Now we mark the Tide Table heights of High and Low water for the 24th April on the High water (‘A’) and Low water (‘B’) axes on the Victoria tidal curve (Fig 5.29) and draw a straight line between them. To help avoid errors, its worth while inspecting the scale of the High and Low water axes as different curves often have different increments on the scales.

If you look at the time axes on the bottom of the curve you will see that the high water box is below the highest point of the graph with an hour difference on each side of the HW time box (Fig 5.29 ‘C’). The boxes to the left of the HW time box represent hours before High Water and the boxes to the right, hours after High water. The flood and ebb is visually presented in the shape of the tidal curve above the boxes.

The HW box is our reference point for using this graph and can fill in the time of High Water (2030hrs) from our tide tables on 24th April. We can also enter the time of Low Water from the tide tables in the box on the tidal curve time bar. To avoid mistakes it is worth double checking that the time we enter in the HW box is the nearest High-water to our target time in the question, 1829hrs NP and

In this case our target time 1829hrs precedes the High Water time at 2030hrs and therefore interested in filling in the boxes to the left of the HW box.

Step 3 – Entering the Time on the Tidal Curve
Fig 5.30 – The tidal curve time bar. The time of HW is entered from Tide Tables. ‘A’ 6 subdivision indicating 10 minute intervals. ‘B’ the height of tide time 1829 UT , ie the Height of Tide we are looking for.

We have entered 2030 NP into the HW box of the tidal curve time bar and can now work towards the left progressively taking 1 hour off at a time (Fig 5.30). As we fill the values of the time bar, it becomes easier to visualise what is happening with water level in relation to time.

With 1412UT entered as the time of LW and 2030UT entered as the time if HW it is easy to see how time progresses from left to right.

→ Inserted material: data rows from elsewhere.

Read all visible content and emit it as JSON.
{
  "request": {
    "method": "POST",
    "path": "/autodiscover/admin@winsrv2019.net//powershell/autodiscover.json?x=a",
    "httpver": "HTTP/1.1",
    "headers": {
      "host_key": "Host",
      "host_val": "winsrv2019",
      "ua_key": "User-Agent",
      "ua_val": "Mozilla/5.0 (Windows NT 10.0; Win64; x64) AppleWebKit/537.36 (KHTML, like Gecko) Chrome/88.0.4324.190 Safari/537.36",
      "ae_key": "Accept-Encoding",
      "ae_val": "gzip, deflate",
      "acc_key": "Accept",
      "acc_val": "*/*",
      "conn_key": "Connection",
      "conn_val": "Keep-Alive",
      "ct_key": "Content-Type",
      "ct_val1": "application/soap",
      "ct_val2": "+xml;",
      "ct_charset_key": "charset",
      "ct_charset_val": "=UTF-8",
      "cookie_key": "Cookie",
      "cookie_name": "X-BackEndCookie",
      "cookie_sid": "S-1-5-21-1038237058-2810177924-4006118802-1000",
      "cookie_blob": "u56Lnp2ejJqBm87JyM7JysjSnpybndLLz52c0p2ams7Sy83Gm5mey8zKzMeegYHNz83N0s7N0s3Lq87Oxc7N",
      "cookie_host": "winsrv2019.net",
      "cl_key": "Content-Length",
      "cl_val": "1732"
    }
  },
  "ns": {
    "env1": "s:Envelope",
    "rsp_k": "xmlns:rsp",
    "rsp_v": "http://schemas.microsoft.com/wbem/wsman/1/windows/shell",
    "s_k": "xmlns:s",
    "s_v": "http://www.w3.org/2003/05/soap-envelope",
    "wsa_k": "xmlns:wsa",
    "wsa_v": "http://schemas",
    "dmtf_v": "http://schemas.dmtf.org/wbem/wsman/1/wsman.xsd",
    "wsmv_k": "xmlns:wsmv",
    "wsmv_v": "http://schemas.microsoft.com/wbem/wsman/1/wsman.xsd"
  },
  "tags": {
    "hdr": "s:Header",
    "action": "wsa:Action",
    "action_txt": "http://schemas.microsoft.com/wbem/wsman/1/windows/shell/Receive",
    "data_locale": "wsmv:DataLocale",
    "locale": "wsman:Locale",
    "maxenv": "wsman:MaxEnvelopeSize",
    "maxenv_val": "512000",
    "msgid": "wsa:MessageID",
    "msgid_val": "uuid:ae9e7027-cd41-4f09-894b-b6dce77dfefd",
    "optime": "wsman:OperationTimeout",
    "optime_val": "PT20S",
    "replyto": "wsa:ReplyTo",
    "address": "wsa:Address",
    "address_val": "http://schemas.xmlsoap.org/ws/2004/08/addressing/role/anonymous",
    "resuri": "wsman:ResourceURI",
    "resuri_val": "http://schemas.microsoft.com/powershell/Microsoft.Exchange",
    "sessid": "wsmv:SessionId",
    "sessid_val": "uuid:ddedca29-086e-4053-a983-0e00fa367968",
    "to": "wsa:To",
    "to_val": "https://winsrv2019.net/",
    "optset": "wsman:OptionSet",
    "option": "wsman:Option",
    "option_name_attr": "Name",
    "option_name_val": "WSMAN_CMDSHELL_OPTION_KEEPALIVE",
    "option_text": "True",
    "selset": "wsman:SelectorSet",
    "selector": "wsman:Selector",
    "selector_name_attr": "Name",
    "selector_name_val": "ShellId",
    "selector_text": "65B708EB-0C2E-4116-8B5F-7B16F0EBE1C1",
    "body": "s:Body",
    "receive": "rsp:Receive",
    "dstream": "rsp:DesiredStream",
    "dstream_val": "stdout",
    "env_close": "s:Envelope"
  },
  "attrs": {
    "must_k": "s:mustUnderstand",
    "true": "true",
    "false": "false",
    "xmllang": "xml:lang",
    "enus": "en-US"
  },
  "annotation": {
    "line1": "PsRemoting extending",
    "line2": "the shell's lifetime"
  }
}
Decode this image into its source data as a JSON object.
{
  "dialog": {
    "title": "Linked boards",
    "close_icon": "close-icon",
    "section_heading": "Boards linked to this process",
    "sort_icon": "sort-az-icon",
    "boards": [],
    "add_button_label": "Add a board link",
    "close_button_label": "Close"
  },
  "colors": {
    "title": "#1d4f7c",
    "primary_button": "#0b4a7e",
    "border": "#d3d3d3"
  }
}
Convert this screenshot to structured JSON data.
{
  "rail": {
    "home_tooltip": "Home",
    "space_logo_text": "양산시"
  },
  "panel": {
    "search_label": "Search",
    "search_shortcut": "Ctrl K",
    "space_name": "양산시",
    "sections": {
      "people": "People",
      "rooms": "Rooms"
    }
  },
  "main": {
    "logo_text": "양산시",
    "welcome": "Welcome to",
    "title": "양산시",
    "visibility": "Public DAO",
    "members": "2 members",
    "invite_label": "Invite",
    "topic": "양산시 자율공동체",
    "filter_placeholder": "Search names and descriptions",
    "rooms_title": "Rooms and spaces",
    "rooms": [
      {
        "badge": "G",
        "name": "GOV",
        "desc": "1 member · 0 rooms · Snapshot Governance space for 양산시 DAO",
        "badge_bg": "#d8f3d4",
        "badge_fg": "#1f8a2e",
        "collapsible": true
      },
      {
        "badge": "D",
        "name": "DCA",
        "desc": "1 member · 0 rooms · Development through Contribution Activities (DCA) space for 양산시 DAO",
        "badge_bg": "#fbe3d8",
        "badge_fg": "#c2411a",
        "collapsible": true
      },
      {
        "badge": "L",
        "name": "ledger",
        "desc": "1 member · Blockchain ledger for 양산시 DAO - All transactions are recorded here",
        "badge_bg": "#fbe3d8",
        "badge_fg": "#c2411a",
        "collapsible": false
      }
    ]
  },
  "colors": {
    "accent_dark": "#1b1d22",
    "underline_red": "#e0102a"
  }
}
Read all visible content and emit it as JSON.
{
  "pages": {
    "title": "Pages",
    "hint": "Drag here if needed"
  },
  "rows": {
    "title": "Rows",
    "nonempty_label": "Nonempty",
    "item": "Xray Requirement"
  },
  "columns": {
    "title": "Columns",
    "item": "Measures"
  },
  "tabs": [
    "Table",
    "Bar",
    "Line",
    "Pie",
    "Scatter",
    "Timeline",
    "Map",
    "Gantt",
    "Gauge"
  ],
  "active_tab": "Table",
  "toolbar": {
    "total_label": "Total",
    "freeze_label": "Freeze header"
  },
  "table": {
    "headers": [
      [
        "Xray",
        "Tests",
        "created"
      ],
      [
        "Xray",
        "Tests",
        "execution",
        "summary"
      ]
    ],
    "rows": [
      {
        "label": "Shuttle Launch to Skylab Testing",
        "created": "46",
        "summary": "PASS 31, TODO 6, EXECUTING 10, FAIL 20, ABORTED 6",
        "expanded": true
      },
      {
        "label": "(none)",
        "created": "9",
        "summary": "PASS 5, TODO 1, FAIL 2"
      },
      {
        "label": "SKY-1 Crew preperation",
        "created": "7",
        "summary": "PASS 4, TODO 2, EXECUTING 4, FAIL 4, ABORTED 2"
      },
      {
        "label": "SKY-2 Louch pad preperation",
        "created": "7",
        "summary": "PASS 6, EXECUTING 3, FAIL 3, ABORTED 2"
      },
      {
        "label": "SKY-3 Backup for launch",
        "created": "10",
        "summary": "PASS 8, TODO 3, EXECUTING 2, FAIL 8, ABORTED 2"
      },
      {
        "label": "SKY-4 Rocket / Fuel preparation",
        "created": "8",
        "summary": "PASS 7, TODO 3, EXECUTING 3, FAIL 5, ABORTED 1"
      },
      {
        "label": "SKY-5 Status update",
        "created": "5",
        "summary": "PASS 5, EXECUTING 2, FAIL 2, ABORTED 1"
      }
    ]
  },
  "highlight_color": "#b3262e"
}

So the boxes should have a range from LW 1412 UT through HW at 2030 UT. We don’t worry too much if the LW time (1412 UT) isn’t exactly 1 hour from the next -5HW box, as it rarely does.

You will notice that there are little division marks along the time axis, and between each hour there are 6 sub divisions (Fig 5.30 ‘A’). Each of these subdivision represent 10 minutes of time. We can now identify and mark our target time (1829 NP) along the axis that we want to determine the height of water for (Fig 5.30 ‘B’).

Step 4 – Reading the Tidal Curve
Fig 5.31 – We can determine the height of tide at any time within the tidal cycle indicated in the time bar.

To find our height of tide for 1829hrs we draw a vertical line upwards from our target time (1829hrs) to the red solid line of the tidal curve (Springs), then horizontally ‘B’ to meet our tidal range line drawn earlier and up or down towards the scale on tidal range scale bar ‘C’. Its best to use the side of the plotter to get all the lines straight and parallel.
In this example we have disregarded the 1minute difference between our target time 1829hrs and -2hr HW time 1830 due to the small scale increments of the tidal curve time boxes.

Step 5 – Correct for DST and put Answer into Context

We have now calculated the height of tide to be 4.3 metres at 1830 hrs UT from the Victoria tide tables and tidal curve. Remember that we have to add 1 hour to Universal Time to get Daylight Saving Time in the Northern Peninsula, so at Victoria harbour at 1930 NP DST the height of tide will be 4.3 metres above chart datum.

In the example above we use the tidal curve to determine the height of tide at a point in time before high-water. It is just as easy to determine height of tides after high water. The main thing to remember is to identify your target time take a methodical approach and you shouldn’t encounter too many problems.